      Jellybird 7 years ago

      I think the really good songs and music are the 'not so popular' stuff> and also it is luck sometimes, not a word I like to use but watch the movie Nowhere Boy - that had elements of inspiration. I am a DJ on a community radio station and I feature music from all over the world and I would like to hear yours> so do a bit on youtube or send me something and watch the interest.Almost famous you are now.

    • Karen Wodke profile image

      Karen Wodke 7 years ago from Midwest

      There are only 8 notes in a major scale and two of them are the same, just an octave apart! It's hard to find a combination of notes that someone else hasn't already thought of. However, keep trying because you can do it! I guess songwriters of today have to really work harder to put the chords and notes together in unusual ways. You are right - the writers of the past took a lot of the great melodies, darn them! But I encourage you to stay with it. If you have a song in you, it's probably going to erupt eventually, whether you want it to or not. lol.

    • kereeves3 profile image

      Karen 7 years ago from Salem, OR

      I totally feel that way, too. Seems like one of these days, all the possible chord combinations will be used!

    • donnatru profile image

      Donna 7 years ago from Danville, IL

      picking out a song that sounds familiar, until I realize that it already is a song.

      I'm sure no expert or talented artist but my opionion about song writting is that there are just so many chords to use and, available how many chords are there?
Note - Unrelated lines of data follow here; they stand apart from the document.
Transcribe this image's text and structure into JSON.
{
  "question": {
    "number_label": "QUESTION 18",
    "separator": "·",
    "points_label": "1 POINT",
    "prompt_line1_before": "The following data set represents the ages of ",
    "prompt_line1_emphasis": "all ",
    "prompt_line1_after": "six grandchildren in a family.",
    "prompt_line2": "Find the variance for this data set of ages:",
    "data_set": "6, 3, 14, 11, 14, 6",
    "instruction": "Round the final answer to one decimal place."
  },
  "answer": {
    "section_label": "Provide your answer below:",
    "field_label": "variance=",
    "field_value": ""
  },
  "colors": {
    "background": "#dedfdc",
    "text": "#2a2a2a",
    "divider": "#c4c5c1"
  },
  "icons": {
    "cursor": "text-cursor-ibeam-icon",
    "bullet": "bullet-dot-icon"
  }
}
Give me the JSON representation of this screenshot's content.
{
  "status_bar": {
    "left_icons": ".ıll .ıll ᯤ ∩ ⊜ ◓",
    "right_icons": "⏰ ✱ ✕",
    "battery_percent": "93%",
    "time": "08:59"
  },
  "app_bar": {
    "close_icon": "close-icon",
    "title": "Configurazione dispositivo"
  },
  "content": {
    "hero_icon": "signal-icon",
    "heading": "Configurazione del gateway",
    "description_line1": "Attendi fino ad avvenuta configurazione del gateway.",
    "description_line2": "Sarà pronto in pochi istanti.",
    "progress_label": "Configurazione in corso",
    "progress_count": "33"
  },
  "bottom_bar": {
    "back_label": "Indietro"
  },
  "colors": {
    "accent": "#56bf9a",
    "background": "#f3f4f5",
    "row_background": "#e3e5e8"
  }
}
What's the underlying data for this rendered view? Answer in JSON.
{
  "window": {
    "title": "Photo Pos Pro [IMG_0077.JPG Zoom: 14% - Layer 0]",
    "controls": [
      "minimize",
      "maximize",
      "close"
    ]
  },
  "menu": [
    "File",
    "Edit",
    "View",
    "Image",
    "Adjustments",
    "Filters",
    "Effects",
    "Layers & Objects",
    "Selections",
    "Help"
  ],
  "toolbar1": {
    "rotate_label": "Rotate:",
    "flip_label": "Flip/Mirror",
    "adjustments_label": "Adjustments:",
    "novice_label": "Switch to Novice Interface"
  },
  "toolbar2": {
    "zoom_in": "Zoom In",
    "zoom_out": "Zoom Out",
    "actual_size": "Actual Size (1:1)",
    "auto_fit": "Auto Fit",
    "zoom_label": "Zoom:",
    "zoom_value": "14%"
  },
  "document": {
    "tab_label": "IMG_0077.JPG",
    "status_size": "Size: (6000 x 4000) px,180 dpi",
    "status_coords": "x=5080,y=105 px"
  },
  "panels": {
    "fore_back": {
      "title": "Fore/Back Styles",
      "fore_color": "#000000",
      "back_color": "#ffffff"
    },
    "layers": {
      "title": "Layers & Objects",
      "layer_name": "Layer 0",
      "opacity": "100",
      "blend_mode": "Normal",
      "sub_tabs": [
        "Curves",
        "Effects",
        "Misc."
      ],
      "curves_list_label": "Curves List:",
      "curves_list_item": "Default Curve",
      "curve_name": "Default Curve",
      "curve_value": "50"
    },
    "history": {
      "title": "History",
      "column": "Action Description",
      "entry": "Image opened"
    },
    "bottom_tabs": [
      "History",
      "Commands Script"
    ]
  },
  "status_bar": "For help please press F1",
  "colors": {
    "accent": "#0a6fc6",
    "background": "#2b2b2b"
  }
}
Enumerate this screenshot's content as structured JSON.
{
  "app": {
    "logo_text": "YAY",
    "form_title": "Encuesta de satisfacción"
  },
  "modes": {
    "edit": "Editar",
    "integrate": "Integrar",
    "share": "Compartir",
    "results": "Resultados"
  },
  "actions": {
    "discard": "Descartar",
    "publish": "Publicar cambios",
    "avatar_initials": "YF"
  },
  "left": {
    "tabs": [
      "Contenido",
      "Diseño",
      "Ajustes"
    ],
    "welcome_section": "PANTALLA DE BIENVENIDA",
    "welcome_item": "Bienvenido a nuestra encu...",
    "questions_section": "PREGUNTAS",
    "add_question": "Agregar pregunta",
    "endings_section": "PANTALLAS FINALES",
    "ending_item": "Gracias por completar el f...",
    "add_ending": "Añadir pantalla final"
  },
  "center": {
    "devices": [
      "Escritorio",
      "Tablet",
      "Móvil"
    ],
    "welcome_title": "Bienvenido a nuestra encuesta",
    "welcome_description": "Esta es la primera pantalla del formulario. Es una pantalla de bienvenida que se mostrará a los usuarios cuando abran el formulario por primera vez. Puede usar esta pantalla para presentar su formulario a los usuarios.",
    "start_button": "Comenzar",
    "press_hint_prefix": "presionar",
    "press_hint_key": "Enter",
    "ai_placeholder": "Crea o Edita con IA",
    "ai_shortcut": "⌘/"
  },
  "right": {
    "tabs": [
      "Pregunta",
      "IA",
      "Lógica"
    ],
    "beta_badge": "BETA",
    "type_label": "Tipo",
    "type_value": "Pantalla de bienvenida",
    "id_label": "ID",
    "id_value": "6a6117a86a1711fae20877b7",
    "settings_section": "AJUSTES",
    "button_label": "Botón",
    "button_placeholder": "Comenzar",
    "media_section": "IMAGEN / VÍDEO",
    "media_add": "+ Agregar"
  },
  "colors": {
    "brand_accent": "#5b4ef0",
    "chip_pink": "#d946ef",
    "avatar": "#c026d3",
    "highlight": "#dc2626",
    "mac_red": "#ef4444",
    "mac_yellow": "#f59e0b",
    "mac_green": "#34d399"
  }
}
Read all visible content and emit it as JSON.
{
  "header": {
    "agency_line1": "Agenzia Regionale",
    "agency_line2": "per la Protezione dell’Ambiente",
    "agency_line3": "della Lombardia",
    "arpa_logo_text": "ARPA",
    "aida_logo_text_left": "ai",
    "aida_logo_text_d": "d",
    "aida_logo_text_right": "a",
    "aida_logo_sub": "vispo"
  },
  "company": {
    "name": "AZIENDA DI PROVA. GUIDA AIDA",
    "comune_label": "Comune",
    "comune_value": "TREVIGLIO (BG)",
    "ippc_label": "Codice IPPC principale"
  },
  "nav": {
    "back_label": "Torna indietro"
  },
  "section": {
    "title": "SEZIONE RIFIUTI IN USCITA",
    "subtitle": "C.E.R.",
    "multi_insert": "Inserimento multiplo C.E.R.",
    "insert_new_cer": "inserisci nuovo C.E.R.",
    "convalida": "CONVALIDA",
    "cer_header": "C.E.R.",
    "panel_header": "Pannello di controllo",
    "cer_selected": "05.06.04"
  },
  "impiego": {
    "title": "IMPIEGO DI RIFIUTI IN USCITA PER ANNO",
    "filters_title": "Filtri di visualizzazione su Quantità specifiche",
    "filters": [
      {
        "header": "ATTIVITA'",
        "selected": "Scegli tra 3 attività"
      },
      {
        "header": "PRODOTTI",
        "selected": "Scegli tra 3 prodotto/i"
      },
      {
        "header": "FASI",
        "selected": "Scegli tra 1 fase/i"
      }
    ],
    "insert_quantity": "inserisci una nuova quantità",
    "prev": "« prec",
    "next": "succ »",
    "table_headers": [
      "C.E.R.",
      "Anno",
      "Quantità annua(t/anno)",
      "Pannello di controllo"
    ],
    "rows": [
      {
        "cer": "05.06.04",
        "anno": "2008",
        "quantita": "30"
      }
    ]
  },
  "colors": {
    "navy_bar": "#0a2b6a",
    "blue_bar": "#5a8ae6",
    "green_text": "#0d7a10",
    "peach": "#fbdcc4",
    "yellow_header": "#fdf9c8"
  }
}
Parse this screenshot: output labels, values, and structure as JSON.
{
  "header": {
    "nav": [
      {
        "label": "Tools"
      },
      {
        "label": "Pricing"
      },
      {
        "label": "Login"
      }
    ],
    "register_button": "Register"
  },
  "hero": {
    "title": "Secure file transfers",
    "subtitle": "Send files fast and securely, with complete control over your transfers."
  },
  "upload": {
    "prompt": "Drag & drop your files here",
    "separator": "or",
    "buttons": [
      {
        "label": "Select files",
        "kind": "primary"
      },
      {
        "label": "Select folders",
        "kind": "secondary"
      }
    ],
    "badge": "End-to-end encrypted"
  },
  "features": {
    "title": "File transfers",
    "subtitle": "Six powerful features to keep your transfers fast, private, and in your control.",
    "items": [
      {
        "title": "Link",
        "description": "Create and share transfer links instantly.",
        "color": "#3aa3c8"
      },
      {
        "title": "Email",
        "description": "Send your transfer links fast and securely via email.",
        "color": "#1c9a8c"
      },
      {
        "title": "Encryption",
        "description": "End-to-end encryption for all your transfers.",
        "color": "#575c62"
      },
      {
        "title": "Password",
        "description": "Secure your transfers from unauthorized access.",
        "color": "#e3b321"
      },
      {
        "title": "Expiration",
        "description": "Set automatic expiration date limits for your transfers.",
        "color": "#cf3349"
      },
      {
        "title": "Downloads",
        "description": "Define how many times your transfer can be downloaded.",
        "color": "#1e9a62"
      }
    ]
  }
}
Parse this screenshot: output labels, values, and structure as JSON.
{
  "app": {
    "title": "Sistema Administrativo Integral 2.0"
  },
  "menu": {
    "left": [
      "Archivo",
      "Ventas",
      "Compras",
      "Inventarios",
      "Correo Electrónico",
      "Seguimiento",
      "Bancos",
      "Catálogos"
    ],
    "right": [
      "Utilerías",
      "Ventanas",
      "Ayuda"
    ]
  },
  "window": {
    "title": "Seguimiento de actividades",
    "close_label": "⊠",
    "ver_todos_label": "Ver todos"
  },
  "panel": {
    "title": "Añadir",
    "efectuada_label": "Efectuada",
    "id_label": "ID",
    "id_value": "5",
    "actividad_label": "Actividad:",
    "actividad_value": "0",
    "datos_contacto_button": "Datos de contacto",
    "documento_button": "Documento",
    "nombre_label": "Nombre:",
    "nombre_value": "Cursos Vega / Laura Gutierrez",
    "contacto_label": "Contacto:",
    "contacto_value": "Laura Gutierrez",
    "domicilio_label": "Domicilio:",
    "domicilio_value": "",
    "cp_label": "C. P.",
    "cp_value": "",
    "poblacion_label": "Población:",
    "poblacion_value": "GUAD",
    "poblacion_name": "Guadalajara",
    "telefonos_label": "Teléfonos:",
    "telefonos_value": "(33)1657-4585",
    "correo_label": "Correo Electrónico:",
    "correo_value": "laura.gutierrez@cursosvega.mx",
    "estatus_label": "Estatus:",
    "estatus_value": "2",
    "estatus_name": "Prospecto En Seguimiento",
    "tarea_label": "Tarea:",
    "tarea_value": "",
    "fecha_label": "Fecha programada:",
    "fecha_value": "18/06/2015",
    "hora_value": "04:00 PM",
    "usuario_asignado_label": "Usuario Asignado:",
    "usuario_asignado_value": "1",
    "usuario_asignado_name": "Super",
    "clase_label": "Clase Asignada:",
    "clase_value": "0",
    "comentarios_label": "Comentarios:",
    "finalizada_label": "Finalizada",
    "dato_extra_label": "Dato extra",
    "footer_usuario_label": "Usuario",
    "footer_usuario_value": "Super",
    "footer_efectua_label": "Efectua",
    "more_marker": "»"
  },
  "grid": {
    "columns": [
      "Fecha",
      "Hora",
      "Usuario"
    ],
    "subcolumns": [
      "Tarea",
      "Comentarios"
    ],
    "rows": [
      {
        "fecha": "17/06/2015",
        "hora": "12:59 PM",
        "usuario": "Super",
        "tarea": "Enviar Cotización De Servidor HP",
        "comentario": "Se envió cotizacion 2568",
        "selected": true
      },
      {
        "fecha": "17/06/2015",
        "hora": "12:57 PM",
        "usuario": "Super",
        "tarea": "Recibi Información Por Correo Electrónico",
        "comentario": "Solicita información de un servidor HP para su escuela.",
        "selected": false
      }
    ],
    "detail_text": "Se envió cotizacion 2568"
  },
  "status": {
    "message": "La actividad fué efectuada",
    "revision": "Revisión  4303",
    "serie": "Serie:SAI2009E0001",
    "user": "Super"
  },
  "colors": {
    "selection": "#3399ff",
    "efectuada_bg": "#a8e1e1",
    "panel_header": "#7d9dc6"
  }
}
The chords have been played and played until almost all that can be done with the chords has been done.